You may remember AAPG Public Service award winner Owen Hopkins, a past president of the Corpus Christi Geological Society, whose goal was to put geologic maps in the classrooms of fifth and sixth graders.
And while the purpose may have been to put science on the walls, his hope was to instill excitement in the students.
Well, he’s at it again – and this time it’s not just maps. It’s bones.
But first a review:
Hopkins, as part of a program he called “Planting the Seed of Geologic Knowledge,” wanted to:
- Place colorful, laminated, framed U.S. geological time and terrain maps into the classrooms of fifth and sixth graders.
- Make personal appearances in these classrooms, speaking to kids and educators in an effort to spark enthusiasm.
- Get colleagues in and around the Corpus Christi area to make similar visits.
And it worked. To date, his initiative has resulted in more than 1,600 such maps in Coastal Bend Area schools.

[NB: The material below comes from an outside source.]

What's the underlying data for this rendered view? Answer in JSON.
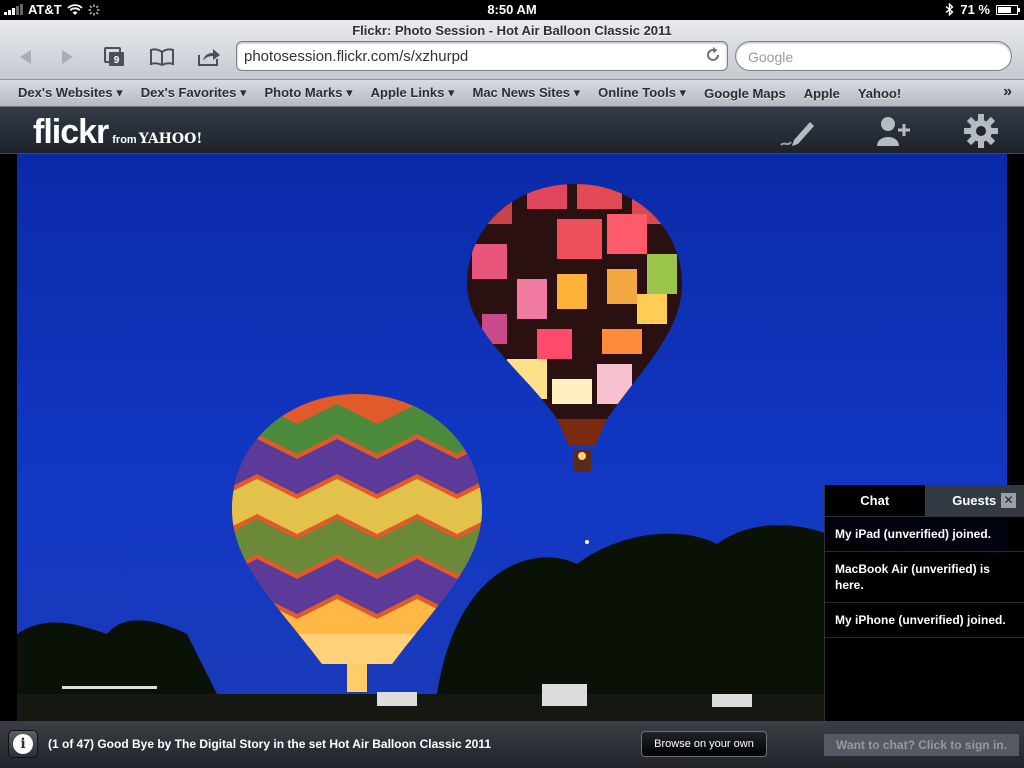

More information
Phase II, the “Bones in the Schools Program,” began when, after encouraging students in two Corpus schools to start paleontology clubs, he encouraged the Texas A&M University, Kingsville, to donate 62 boxes of bones to the schools.
To make the project more inter-disciplinarian, Hopkins then took the idea to high school welding students and asked them to choose a bone and then design and build a stand for it.
"Our stated goal," Hopkins says, "is for … students to select a bone, design a stand, weld the stand, paint and prep the stand."
He envisioned a display case, not unlike the trophy case outside the gym, where students could see their work.
"The stands will be signed/initialed by the welding student," he added.
To date, he has placed fossil bones in more than 84 schools – including 30 boxes of Ice Age Mammals, many from an area near Corpus Christi.
Hopkins says the diversity found there rivaled that from the La Brea Tar Pit fauna and also of the Anza-Borrego fauna in California.
What Happened in Vegas
That possibility of such a program in Corpus Christi, he said, was made clear to him in a place 1,500 miles away: Las Vegas.
He and his wife, Susan, were in Sin City the weekend before the 2008 AAPG convention in Long Beach, Calif., when they took a taxi to the Nevada State Museum – “not a usual tourist destination,” he said.
But they found the place spectacular, especially when they found themselves under a 16-foot cast of a Mammoth that lived during the Ice Age.
Hopkins said he wondered what it would be like to have something similar in Corpus Christi.
“These same animals lived in Corpus Christi,” he said, excitedly. “It was exciting to walk under the creature and really experience its size, because when you tell a student that these animals were 16 feet tall, it is hard to imagine how big they are.”
Better to show them.
His plan, then, was to introduce such spectacle and history and to prepare a permanent display for each middle school in the region that would contain:
- Large, actual bones from an extinct mammal that was collected in Nueces County, Texas.
- Drawings of the skeleton of the extinct animal with the displayed bone highlighted.
- An artist’s drawing of what the animal looked like when alive with reference scale.
- Maps showing the Nueces River flood plain as it looked 18,000 years ago.
- Renditions of the Corpus Christi Bay “Serengeti Plain,” showing the diversity.
To further aid the program, teachers from the specific schools had an opportunity to attend a “Bones in School” workshop to learn more about the incredible diversity of mammal bones found in Nueces County.
"Funding for a project like this," Hopkins concedes, "will be considerably more than for Phase I, but I think it is worthwhile."
For both the student and Hopkins himself.
What’s Past is the Future
Though retired from active oil and gas management at Suemaur Exploration, Hopkins said the two programs – Maps in Schools and Bones in Schools – continue to add to his knowledge of what he calls the “continuing saga of the oil business.
“I can tell that I must miss the excitement of generating a new idea and the heart pounding thrill of deadlines and meetings and wells logging, because I am approaching my CCGS Educational Program like an oil deal,” he said. “My own, self-imposed goals and deadlines have been putting, possibly, undue stress on me. That is how I have learned to attack projects – spend some time assessing if the project is needed, then forge a plan and blaze ahead to completion.”
What’s new, he says, is that while the drive may be the same, the turf is more winnable, more rewarding.
“But unlike oil/gas prospects, I do not have to wait until we have all the leases,” he said.
Instead, he now bases his success on how many kids get excited about science.
Has it worked? Have students caught Hopkins’ fever for both the topic and the future of geology?
One answer may be found on the area’s geological website (www.ccgeo.org), where there are scores of student testimonials. A fifth-grader, in particular, wrote something that should make the schlepping of all those maps and bones into classrooms worth it for Hopkins.
“I want to be a geologist when I grow up,” the student wrote. “You taught me a lot of stuff.”